COMMUNITY SERVICE — Robert Skorupa, John Bergstrom, Scott Johnson, Gerald Vandenacre, Jerald Bruner and Brad Bruner banded together to do a nice community service project. Alice Garman’s residence was in need of a roof replacement. The crew got together and put on a new roof, but wasn’t looking for any recognition. They get a little anyway. Nice job guys. I-O Photo by Buck Traxler
By Deanna Wakkinen, I-O Reporter
A quiet family, with an equally modest father, had their world turned upside down this summer with the news of a malignant brain tumor roughly the size of a tennis ball.
Roy and Judy Lamb, of Conrad, have been married for 22 years and counting and have three children. By all means, they are an average family with a lot of love and faith in each other. All of this was to be tested on June 23 when they were able to trick Roy into going to Great Falls Benefis hospital to review his suspicious behavior and his steadily declining mannerism.
An MRI, magnetic resonance imaging – primarily a noninvasive medical imaging technique used in radiology to visualize detailed internal structure and limited function of the body, was used to scan Roy and within the few minutes following, a mass was discovered on his brain.
The mass, located under Roy’s forehead, then measured 7.5 cm by 5 cm.
Benefis knew they did not have the resources to help the Lamb family and referred them to neurologists in Seattle. The Lambs needed to leave immediately, as the prognosis from Benefis was poor and they doubted how the surgery would turn out.
The Lambs started their 675 mile journey to Seattle on June 28 and ended at the University of Washington Medical Center so Roy could be admitted the next day.

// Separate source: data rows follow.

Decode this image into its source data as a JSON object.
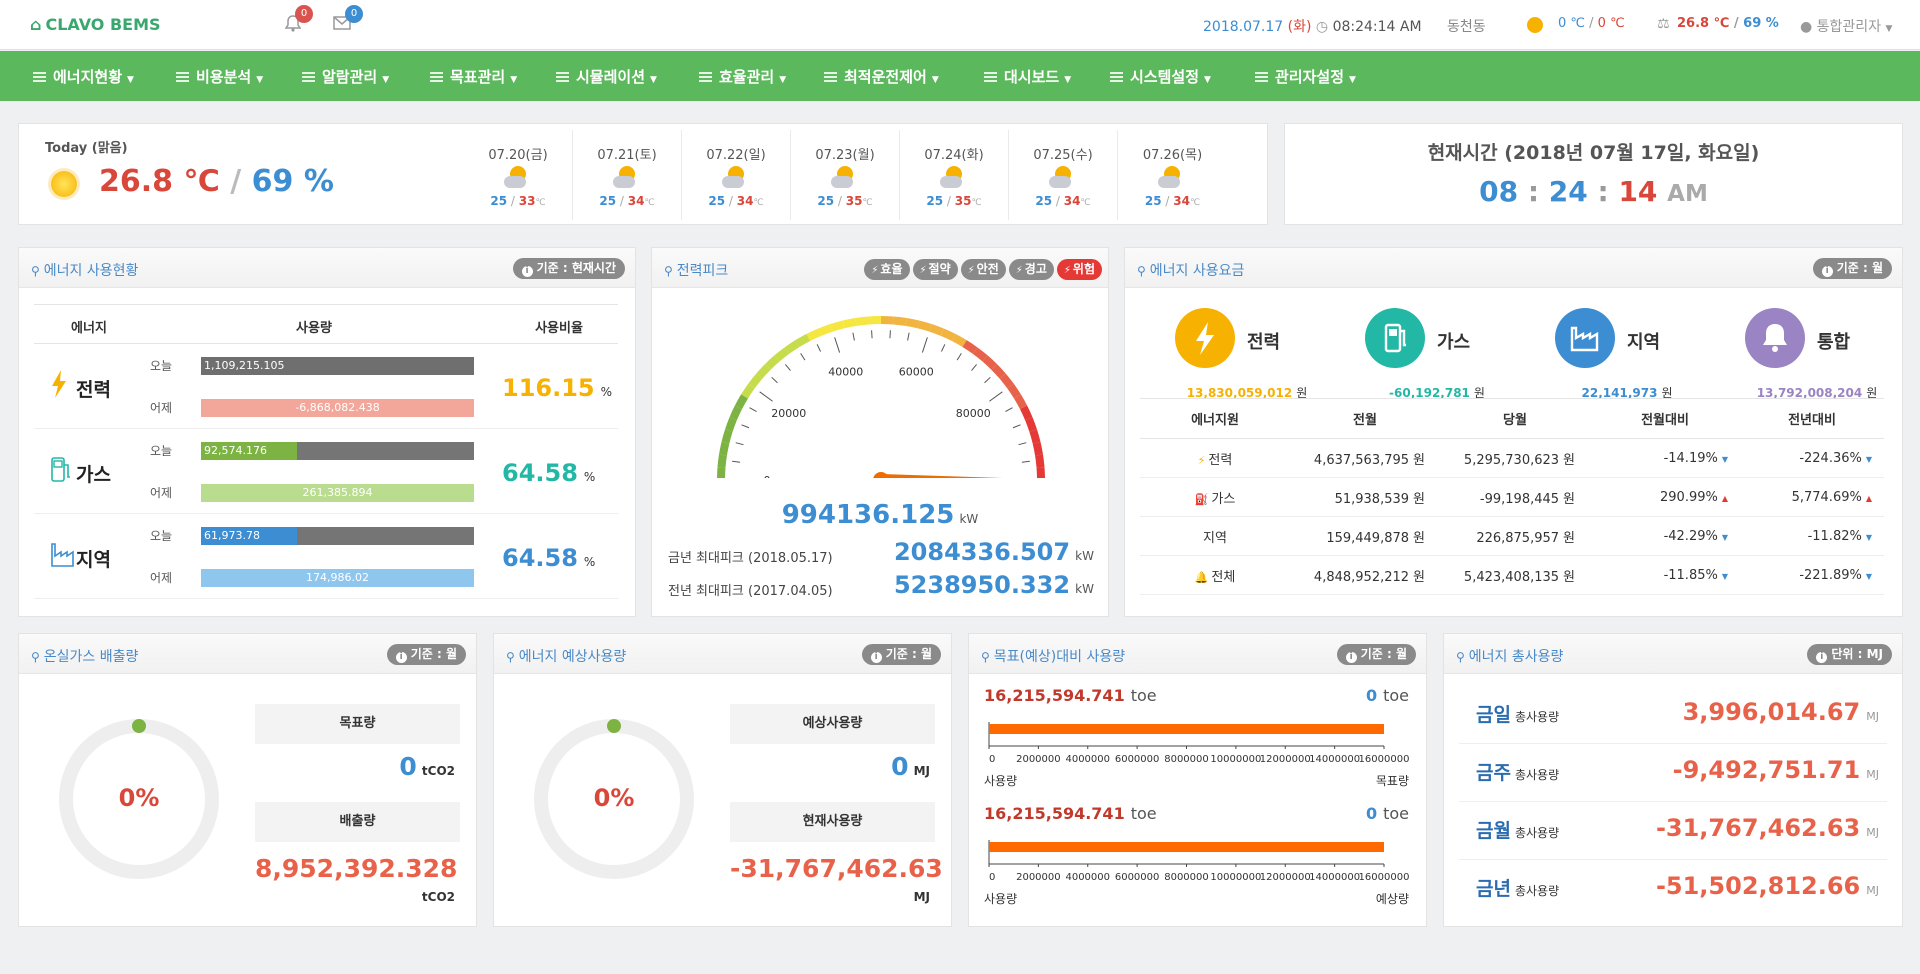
{
  "topbar": {
    "brand": "CLAVO BEMS",
    "alarm_count": "0",
    "mail_count": "0",
    "date": "2018.07.17",
    "weekday": "(화)",
    "time": "08:24:14 AM",
    "district": "동천동",
    "outdoor_temp": "0 ℃",
    "outdoor_sep": " / ",
    "outdoor_temp2": "0 ℃",
    "indoor_temp": "26.8 ℃",
    "indoor_sep": " / ",
    "indoor_humidity": "69 %",
    "user": "통합관리자"
  },
  "menu": [
    "에너지현황",
    "비용분석",
    "알람관리",
    "목표관리",
    "시뮬레이션",
    "효율관리",
    "최적운전제어",
    "대시보드",
    "시스템설정",
    "관리자설정"
  ],
  "weather": {
    "today_label": "Today (맑음)",
    "today_temp": "26.8 ℃",
    "today_sep": " / ",
    "today_humidity": "69 %",
    "forecast": [
      {
        "date": "07.20(금)",
        "low": "25",
        "high": "33"
      },
      {
        "date": "07.21(토)",
        "low": "25",
        "high": "34"
      },
      {
        "date": "07.22(일)",
        "low": "25",
        "high": "34"
      },
      {
        "date": "07.23(월)",
        "low": "25",
        "high": "35"
      },
      {
        "date": "07.24(화)",
        "low": "25",
        "high": "35"
      },
      {
        "date": "07.25(수)",
        "low": "25",
        "high": "34"
      },
      {
        "date": "07.26(목)",
        "low": "25",
        "high": "34"
      }
    ],
    "unit": "℃",
    "sep": " / "
  },
  "clock": {
    "title": "현재시간 (2018년 07월 17일, 화요일)",
    "hh": "08",
    "mm": "24",
    "ss": "14",
    "ampm": "AM",
    "colon": ":"
  },
  "usage": {
    "title": "에너지 사용현황",
    "badge": "기준 : 현재시간",
    "col_energy": "에너지",
    "col_amount": "사용량",
    "col_ratio": "사용비율",
    "today": "오늘",
    "yesterday": "어제",
    "rows": [
      {
        "name": "전력",
        "today": "1,109,215.105",
        "yesterday": "-6,868,082.438",
        "ratio": "116.15",
        "today_frac": 1.0,
        "yest_frac": 1.0
      },
      {
        "name": "가스",
        "today": "92,574.176",
        "yesterday": "261,385.894",
        "ratio": "64.58",
        "today_frac": 0.35,
        "yest_frac": 1.0
      },
      {
        "name": "지역",
        "today": "61,973.78",
        "yesterday": "174,986.02",
        "ratio": "64.58",
        "today_frac": 0.35,
        "yest_frac": 1.0
      }
    ],
    "pct": "%"
  },
  "peak": {
    "title": "전력피크",
    "levels": [
      "효율",
      "절약",
      "안전",
      "경고",
      "위험"
    ],
    "gauge_ticks": [
      "0",
      "20000",
      "40000",
      "60000",
      "80000"
    ],
    "gauge_max": 100000,
    "current": "994136.125",
    "unit": "kW",
    "year_label": "금년 최대피크 (2018.05.17)",
    "year_value": "2084336.507",
    "prev_label": "전년 최대피크 (2017.04.05)",
    "prev_value": "5238950.332"
  },
  "fee": {
    "title": "에너지 사용요금",
    "badge": "기준 : 월",
    "cards": [
      {
        "name": "전력",
        "value": "13,830,059,012",
        "color": "#f7b100"
      },
      {
        "name": "가스",
        "value": "-60,192,781",
        "color": "#23b8a6"
      },
      {
        "name": "지역",
        "value": "22,141,973",
        "color": "#3c8dd1"
      },
      {
        "name": "통합",
        "value": "13,792,008,204",
        "color": "#9a84c4"
      }
    ],
    "won": "원",
    "headers": [
      "에너지원",
      "전월",
      "당월",
      "전월대비",
      "전년대비"
    ],
    "rows": [
      {
        "name": "전력",
        "prev": "4,637,563,795",
        "cur": "5,295,730,623",
        "mom": "-14.19%",
        "yoy": "-224.36%",
        "mom_up": false,
        "yoy_up": false
      },
      {
        "name": "가스",
        "prev": "51,938,539",
        "cur": "-99,198,445",
        "mom": "290.99%",
        "yoy": "5,774.69%",
        "mom_up": true,
        "yoy_up": true
      },
      {
        "name": "지역",
        "prev": "159,449,878",
        "cur": "226,875,957",
        "mom": "-42.29%",
        "yoy": "-11.82%",
        "mom_up": false,
        "yoy_up": false
      },
      {
        "name": "전체",
        "prev": "4,848,952,212",
        "cur": "5,423,408,135",
        "mom": "-11.85%",
        "yoy": "-221.89%",
        "mom_up": false,
        "yoy_up": false
      }
    ]
  },
  "ghg": {
    "title": "온실가스 배출량",
    "badge": "기준 : 월",
    "percent": "0%",
    "target_label": "목표량",
    "target_value": "0",
    "unit": "tCO2",
    "emit_label": "배출량",
    "emit_value": "8,952,392.328"
  },
  "forecast_use": {
    "title": "에너지 예상사용량",
    "badge": "기준 : 월",
    "percent": "0%",
    "expected_label": "예상사용량",
    "expected_value": "0",
    "unit": "MJ",
    "current_label": "현재사용량",
    "current_value": "-31,767,462.63"
  },
  "target_usage": {
    "title": "목표(예상)대비 사용량",
    "badge": "기준 : 월",
    "toe": "toe",
    "charts": [
      {
        "used": "16,215,594.741",
        "target": "0",
        "left_label": "사용량",
        "right_label": "목표량"
      },
      {
        "used": "16,215,594.741",
        "target": "0",
        "left_label": "사용량",
        "right_label": "예상량"
      }
    ],
    "ticks": [
      "0",
      "2000000",
      "4000000",
      "6000000",
      "8000000",
      "10000000",
      "12000000",
      "14000000",
      "16000000"
    ],
    "max": 16000000,
    "bar_value": 16215594.741
  },
  "total_usage": {
    "title": "에너지 총사용량",
    "badge": "단위 : MJ",
    "suffix": "총사용량",
    "unit": "MJ",
    "rows": [
      {
        "label": "금일",
        "value": "3,996,014.67"
      },
      {
        "label": "금주",
        "value": "-9,492,751.71"
      },
      {
        "label": "금월",
        "value": "-31,767,462.63"
      },
      {
        "label": "금년",
        "value": "-51,502,812.66"
      }
    ]
  },
  "colors": {
    "green": "#5cb85c",
    "blue": "#3c8dd1",
    "red": "#d9463a",
    "orange": "#e8624a"
  }
}
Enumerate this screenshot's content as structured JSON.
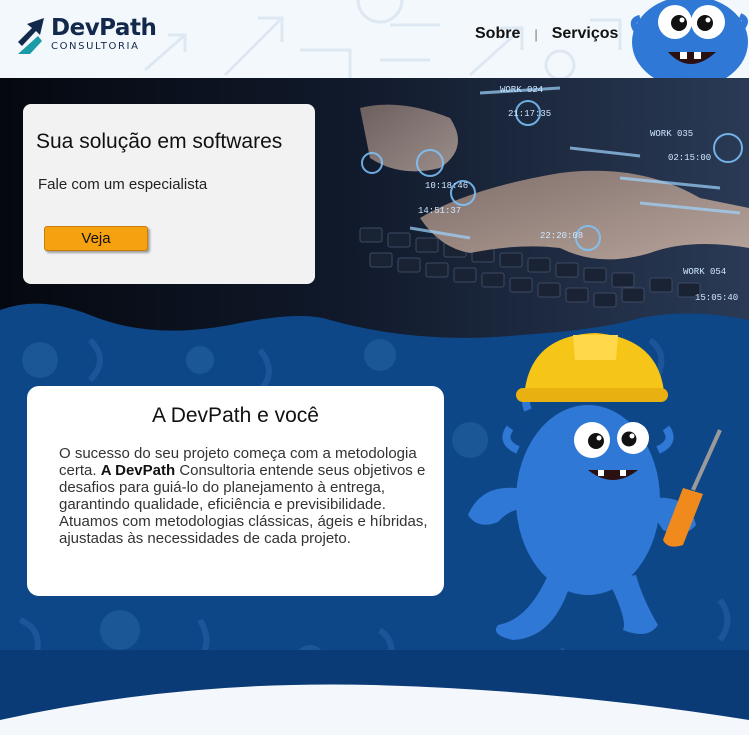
{
  "header": {
    "logo_name": "DevPath",
    "logo_sub": "CONSULTORIA",
    "nav": [
      "Sobre",
      "Serviços"
    ]
  },
  "hero": {
    "title": "Sua solução em softwares",
    "subtitle": "Fale com um especialista",
    "button_label": "Veja",
    "bg_labels": [
      "WORK 024",
      "WORK 035",
      "WORK 054",
      "21:17:35",
      "02:15:00",
      "10:18:46",
      "14:51:37",
      "22:20:08",
      "15:05:40"
    ]
  },
  "about": {
    "title": "A DevPath e você",
    "text_before": "O sucesso do seu projeto começa com a metodologia certa. ",
    "text_bold": "A DevPath",
    "text_after": " Consultoria entende seus objetivos e desafios para guiá-lo do planejamento à entrega, garantindo qualidade, eficiência e previsibilidade. Atuamos com metodologias clássicas, ágeis e híbridas, ajustadas às necessidades de cada projeto."
  },
  "colors": {
    "brand_navy": "#13294b",
    "brand_teal": "#1b9aa8",
    "button_orange": "#f6a10f",
    "section_blue": "#0e4788",
    "mascot_blue": "#2f78d6"
  },
  "icons": [
    "logo-arrow-icon",
    "mascot-head-image",
    "mascot-builder-image"
  ]
}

“June 29th was the longest day of my life,” recalls Roy.
The University of Washington Medical Center was more optimistic but was unsure as to Roy’s condition after removing such a large mass.
The surgery to remove the mass lasted over 25 hours with 10 neurosurgeons working around the clock. Roy pulled through and testing of the tumor revealed it not to be cancerous.
Although, non-cancerous, the mass was believed to have been growing for 20 years because of how fiberous and tough it was. The tumor had been in his brain so long that the veins that fed the eyes were attached to it. Extra time was taken to ensure that Roy would have his sight after surgery.
The mass in Roy’s head pushed on his brain which is what gave Roy the first symptoms to his condition. There was a lot of swelling after surgery which gave him double vision. All was well after the swelling diminished.
Doctors revealed that without the removal of the mass as quickly as they had, it would have been fatal in as soon as a week.
“By the Grace of God, prayers from family and friends I pulled through the surgery.”
Roy also said that, “my wife Judy was a constant companion for my recovery posing questions to the doctors at University of Washington Medical Center.”
Roy was released from the hospital July 21 after only starting rehabilitation 12 days before.
Upon returning to Montana, Judy and Roy noticed constant leakage from Roy’s nose. The leak was from a tear in his cranial sac. He was abruptly put on a Mercy Flight back to Washington where doctors inserted a lumbar drain on July 24.
Roy’s flight also posed its own set back as blood clots in his legs hit his lungs, prompting an IVR filter to be place in his jugular vein to prevent them from reaching his heart.
The Otolaryngologist, nose doctor, repaired the cranial sac on Aug. 11.
An Oct. 11 appointment in Seattle with the Otolaryngologist and his Neurosurgeon proved to be reassuring as Roy was given a clean bill of health. Another MRI was taken to compare before and after results. Currently, there is only an empty space left from a terrifying endeavor.
Benefis in Great Falls also gave Roy a clean bill of health after removing the IVR filter in his vein.
Roy’s next appointment is not until next summer in Washington.
Currently, Roy is working on his memory as most of the past three years are lost to him. Learning new information is hard for him now but he is working with an occupational and a physical therapist in Conrad. He has many restrictions so as to avoid jarring of his brain. Roy cannot drive, hunt, ride a bike or go in a hot tub.
The surgeons in Washington have referred to Roy as the “Tough old Montana buzzard” and are very pleased with his fast recovery.
A fundraiser will be held Oct. 24 to help pay the premiums and bills acquired from the family’s eventful summer. The family “appreciates everyone’s help financially, with food and through prayers.”
The fundraiser will start at 10:30 a.m. at the Pondera Valley Lutheran Church in Conrad. It will be a pancake breakfast and there will be raffles.
Lamb is the son of Roy and Joan Larson of Conrad.